Beach Street played home to a lot of vendors and bike shows, and Indian Motorcycle Daytona had their own bike show, demo location, sound competition, V8 parade and the Rat’s Hole Custom Bike Show. The traffic was stiff and a touch somber when the Beach Street performance institution, Carl’s Speed Shop, had their going-out-of-business sale. The shop was a living monument to all things performance-related, and I took the time to peruse the archival history housed there, hoping it will find its way into a museum someday. This is purported to be the last year that Beach Street will be open to vendors as there is redevelopment proposal that will prohibit vendors and typical Bike Week activity.
The Perewitz Paint show was held on Beach Street as well and featured a record number of contestants showing off their painting talents. They had handmade trophies provided by Dave Perewitz and daughter Jody as well as airbrushes provided by SATA for the painters, which is what makes this show so unique. They offer the painter the prize so he or she can be rewarded for all the hard work put into a custom paint job.
A newer event, Boogie East, was a chopper-based show for pre-1983 motorcycles held at Annie Oakley’s out near Destination Daytona. There you could find some great examples of newer-generation craftsmen and their work, as well as some stellar entertainment provided by The Outbound Train and Lulu Van Tuckett.

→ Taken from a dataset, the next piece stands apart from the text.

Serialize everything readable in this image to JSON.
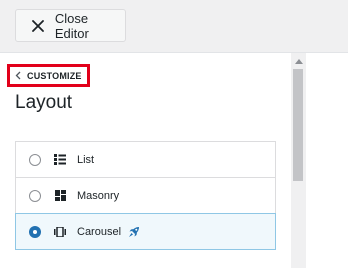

It fell on the day before St. Patrick’s Day, but that didn’t matter—I still found plenty of people embracing the pre-holiday spirit to its fullest. It was great to see new events like this one take place and thrive thanks to the guys at Chemical Candy Customs and a few enthusiastic chopper riders and builders. This was only the show’s second year, and I expect next year to be even bigger.
The week wrapped up with two polar-opposite races: the Daytona 200 and the Sons of Speed Vintage Race. The Daytona 200 couples the best technology has to offer with some of the top riders in the inaugural race of the year. Danny Eslick once again outpaced his competitors and took top honors in the 56-lap race. On the same day, at New Smyrna Speedway, riders battled it out on 100-year-old motorcycles in three separate classes. Founded by Billy Lane of Choppers Inc., the Sons of Speed Vintage Race encompasses the spirit of early board-track racing and highlights the camaraderie essential to putting on a vintage race of this magnitude. To really appreciate the thrill of watching these 100-year-old bikes fly by at over 80 mph you have to see it in person.

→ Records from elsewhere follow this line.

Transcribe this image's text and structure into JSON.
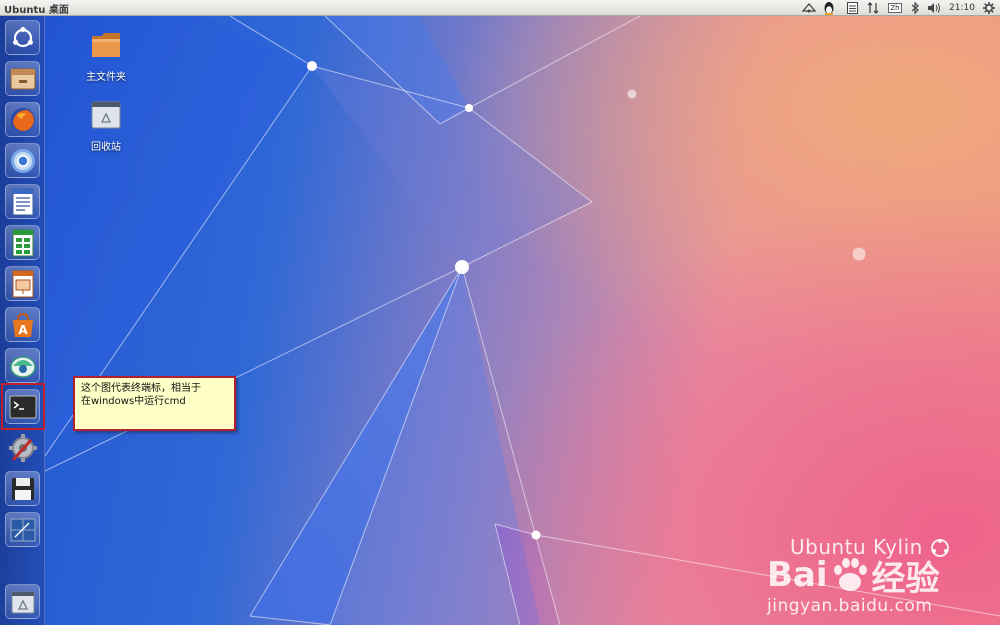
{
  "panel": {
    "title": "Ubuntu 桌面",
    "clock": "21:10",
    "indicators": [
      "network-icon",
      "qq-penguin-icon",
      "keyboard-icon",
      "transfer-icon",
      "input-method-icon",
      "bluetooth-icon",
      "volume-icon",
      "gear-icon"
    ],
    "input_method_label": "Zh"
  },
  "launcher": {
    "items": [
      {
        "name": "dash-home-icon"
      },
      {
        "name": "file-manager-icon"
      },
      {
        "name": "firefox-icon"
      },
      {
        "name": "chromium-icon"
      },
      {
        "name": "writer-icon"
      },
      {
        "name": "calc-icon"
      },
      {
        "name": "impress-icon"
      },
      {
        "name": "software-center-icon"
      },
      {
        "name": "kylin-assistant-icon"
      },
      {
        "name": "terminal-icon"
      },
      {
        "name": "system-settings-icon"
      },
      {
        "name": "floppy-save-icon"
      },
      {
        "name": "workspace-switcher-icon"
      },
      {
        "name": "trash-icon"
      }
    ]
  },
  "desktop": {
    "icons": [
      {
        "label": "主文件夹",
        "name": "home-folder-icon"
      },
      {
        "label": "回收站",
        "name": "trash-icon"
      }
    ]
  },
  "callout": {
    "line1": "这个图代表终端标，相当于",
    "line2": "在windows中运行cmd"
  },
  "watermark": {
    "kylin_text": "Ubuntu Kylin",
    "baidu_left": "Bai",
    "baidu_right": "经验",
    "url": "jingyan.baidu.com"
  },
  "colors": {
    "highlight_border": "#c0202a",
    "callout_bg": "#ffffc8",
    "panel_bg": "#e4e4e0"
  }
}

Billy and his wife Erin Lane have put together a grassroots event that is the highlight for many because of the spirit and enthusiasm with which they run it. When you see the community spirit involved in this event, you realize the term “race” doesn’t really do it justice. There is definitely a winner, though, and, in this case, it was vintage expert Matt Walksler of Period Modified, but the real competition is internal—rider melding with machine to get the best performance out of an ancient contraption with no clutch or brakes and having the stones to race it to its maximum potential.
Daytona Bike Week once again proved to be action packed with more racing, shows and events than ever. Nothing compares to Daytona for knocking the frost off the bikes, seeing what builders created over the winter and if racers improved their game. With Daytona 2018 in the books we get to look forward to a full American Flat Track schedule, Sons of Speed races in Sturgis and numerous bike shows throughout the U.S. If Daytona is just the precursor to the season, we are in for a great one with riders returning to the roots of racing and bike builders pushing the envelope with every creation. 2018 is poised to be a hallmark year.